#### [DIRECTIONS FOR THIS TASK]
Every line of the material must appear in the answer exactly as it does here.

#### [ENTRIES SUPPLIED]
╭──

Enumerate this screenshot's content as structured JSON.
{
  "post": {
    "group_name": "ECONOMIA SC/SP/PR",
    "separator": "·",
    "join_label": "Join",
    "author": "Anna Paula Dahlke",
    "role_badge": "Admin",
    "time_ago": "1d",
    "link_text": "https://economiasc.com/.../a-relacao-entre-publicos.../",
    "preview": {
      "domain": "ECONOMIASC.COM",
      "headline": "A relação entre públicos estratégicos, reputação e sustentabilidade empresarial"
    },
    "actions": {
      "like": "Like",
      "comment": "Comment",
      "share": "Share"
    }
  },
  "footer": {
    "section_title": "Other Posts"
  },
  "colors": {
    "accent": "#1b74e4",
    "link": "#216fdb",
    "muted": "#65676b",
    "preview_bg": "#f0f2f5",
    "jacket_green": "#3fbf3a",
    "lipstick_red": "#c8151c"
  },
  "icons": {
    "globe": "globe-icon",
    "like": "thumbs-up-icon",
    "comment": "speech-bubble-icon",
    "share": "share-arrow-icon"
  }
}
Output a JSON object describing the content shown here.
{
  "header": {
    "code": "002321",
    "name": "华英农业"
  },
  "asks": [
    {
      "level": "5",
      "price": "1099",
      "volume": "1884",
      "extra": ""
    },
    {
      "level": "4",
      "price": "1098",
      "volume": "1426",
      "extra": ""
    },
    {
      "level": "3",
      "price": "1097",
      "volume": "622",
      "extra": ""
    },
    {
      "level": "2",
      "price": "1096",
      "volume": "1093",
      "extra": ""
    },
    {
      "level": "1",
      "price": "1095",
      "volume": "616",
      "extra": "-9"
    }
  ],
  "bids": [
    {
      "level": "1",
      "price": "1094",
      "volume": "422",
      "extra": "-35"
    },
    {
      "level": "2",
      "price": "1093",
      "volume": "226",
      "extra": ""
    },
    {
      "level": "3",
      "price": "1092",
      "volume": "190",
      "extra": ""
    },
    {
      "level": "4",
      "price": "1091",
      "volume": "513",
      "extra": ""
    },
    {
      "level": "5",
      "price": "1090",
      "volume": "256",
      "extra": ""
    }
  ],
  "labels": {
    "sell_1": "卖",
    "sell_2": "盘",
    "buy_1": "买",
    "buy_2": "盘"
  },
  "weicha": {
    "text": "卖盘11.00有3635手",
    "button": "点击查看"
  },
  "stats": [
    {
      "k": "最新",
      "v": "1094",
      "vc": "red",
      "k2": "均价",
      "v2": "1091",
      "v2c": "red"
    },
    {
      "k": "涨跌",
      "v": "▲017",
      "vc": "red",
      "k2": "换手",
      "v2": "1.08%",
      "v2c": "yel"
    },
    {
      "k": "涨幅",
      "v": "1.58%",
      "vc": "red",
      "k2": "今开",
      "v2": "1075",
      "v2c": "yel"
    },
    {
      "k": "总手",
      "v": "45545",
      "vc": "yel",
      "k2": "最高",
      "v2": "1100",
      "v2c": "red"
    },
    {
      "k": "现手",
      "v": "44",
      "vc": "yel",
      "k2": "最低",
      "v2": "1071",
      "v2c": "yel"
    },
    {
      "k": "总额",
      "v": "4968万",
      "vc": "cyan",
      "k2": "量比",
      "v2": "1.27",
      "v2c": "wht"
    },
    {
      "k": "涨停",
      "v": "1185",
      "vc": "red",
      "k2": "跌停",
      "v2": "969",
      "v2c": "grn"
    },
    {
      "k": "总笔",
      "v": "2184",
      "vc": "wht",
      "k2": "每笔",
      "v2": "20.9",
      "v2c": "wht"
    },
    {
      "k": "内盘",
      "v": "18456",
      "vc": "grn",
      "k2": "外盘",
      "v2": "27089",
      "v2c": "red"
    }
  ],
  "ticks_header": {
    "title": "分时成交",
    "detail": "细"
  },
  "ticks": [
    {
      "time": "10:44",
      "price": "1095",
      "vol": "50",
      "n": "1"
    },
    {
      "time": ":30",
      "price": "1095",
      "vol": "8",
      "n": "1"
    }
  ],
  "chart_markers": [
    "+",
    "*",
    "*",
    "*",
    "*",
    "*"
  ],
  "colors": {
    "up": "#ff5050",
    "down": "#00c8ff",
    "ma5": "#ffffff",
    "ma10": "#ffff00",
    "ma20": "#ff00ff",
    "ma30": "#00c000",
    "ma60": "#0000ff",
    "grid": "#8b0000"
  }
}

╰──

#### [YOUR SOLUTION]
Enumerate this screenshot's content as structured JSON.
{
  "post": {
    "group_name": "ECONOMIA SC/SP/PR",
    "separator": "·",
    "join_label": "Join",
    "author": "Anna Paula Dahlke",
    "role_badge": "Admin",
    "time_ago": "1d",
    "link_text": "https://economiasc.com/.../a-relacao-entre-publicos.../",
    "preview": {
      "domain": "ECONOMIASC.COM",
      "headline": "A relação entre públicos estratégicos, reputação e sustentabilidade empresarial"
    },
    "actions": {
      "like": "Like",
      "comment": "Comment",
      "share": "Share"
    }
  },
  "footer": {
    "section_title": "Other Posts"
  },
  "colors": {
    "accent": "#1b74e4",
    "link": "#216fdb",
    "muted": "#65676b",
    "preview_bg": "#f0f2f5",
    "jacket_green": "#3fbf3a",
    "lipstick_red": "#c8151c"
  },
  "icons": {
    "globe": "globe-icon",
    "like": "thumbs-up-icon",
    "comment": "speech-bubble-icon",
    "share": "share-arrow-icon"
  }
}
Output a JSON object describing the content shown here.
{
  "header": {
    "code": "002321",
    "name": "华英农业"
  },
  "asks": [
    {
      "level": "5",
      "price": "1099",
      "volume": "1884",
      "extra": ""
    },
    {
      "level": "4",
      "price": "1098",
      "volume": "1426",
      "extra": ""
    },
    {
      "level": "3",
      "price": "1097",
      "volume": "622",
      "extra": ""
    },
    {
      "level": "2",
      "price": "1096",
      "volume": "1093",
      "extra": ""
    },
    {
      "level": "1",
      "price": "1095",
      "volume": "616",
      "extra": "-9"
    }
  ],
  "bids": [
    {
      "level": "1",
      "price": "1094",
      "volume": "422",
      "extra": "-35"
    },
    {
      "level": "2",
      "price": "1093",
      "volume": "226",
      "extra": ""
    },
    {
      "level": "3",
      "price": "1092",
      "volume": "190",
      "extra": ""
    },
    {
      "level": "4",
      "price": "1091",
      "volume": "513",
      "extra": ""
    },
    {
      "level": "5",
      "price": "1090",
      "volume": "256",
      "extra": ""
    }
  ],
  "labels": {
    "sell_1": "卖",
    "sell_2": "盘",
    "buy_1": "买",
    "buy_2": "盘"
  },
  "weicha": {
    "text": "卖盘11.00有3635手",
    "button": "点击查看"
  },
  "stats": [
    {
      "k": "最新",
      "v": "1094",
      "vc": "red",
      "k2": "均价",
      "v2": "1091",
      "v2c": "red"
    },
    {
      "k": "涨跌",
      "v": "▲017",
      "vc": "red",
      "k2": "换手",
      "v2": "1.08%",
      "v2c": "yel"
    },
    {
      "k": "涨幅",
      "v": "1.58%",
      "vc": "red",
      "k2": "今开",
      "v2": "1075",
      "v2c": "yel"
    },
    {
      "k": "总手",
      "v": "45545",
      "vc": "yel",
      "k2": "最高",
      "v2": "1100",
      "v2c": "red"
    },
    {
      "k": "现手",
      "v": "44",
      "vc": "yel",
      "k2": "最低",
      "v2": "1071",
      "v2c": "yel"
    },
    {
      "k": "总额",
      "v": "4968万",
      "vc": "cyan",
      "k2": "量比",
      "v2": "1.27",
      "v2c": "wht"
    },
    {
      "k": "涨停",
      "v": "1185",
      "vc": "red",
      "k2": "跌停",
      "v2": "969",
      "v2c": "grn"
    },
    {
      "k": "总笔",
      "v": "2184",
      "vc": "wht",
      "k2": "每笔",
      "v2": "20.9",
      "v2c": "wht"
    },
    {
      "k": "内盘",
      "v": "18456",
      "vc": "grn",
      "k2": "外盘",
      "v2": "27089",
      "v2c": "red"
    }
  ],
  "ticks_header": {
    "title": "分时成交",
    "detail": "细"
  },
  "ticks": [
    {
      "time": "10:44",
      "price": "1095",
      "vol": "50",
      "n": "1"
    },
    {
      "time": ":30",
      "price": "1095",
      "vol": "8",
      "n": "1"
    }
  ],
  "chart_markers": [
    "+",
    "*",
    "*",
    "*",
    "*",
    "*"
  ],
  "colors": {
    "up": "#ff5050",
    "down": "#00c8ff",
    "ma5": "#ffffff",
    "ma10": "#ffff00",
    "ma20": "#ff00ff",
    "ma30": "#00c000",
    "ma60": "#0000ff",
    "grid": "#8b0000"
  }
}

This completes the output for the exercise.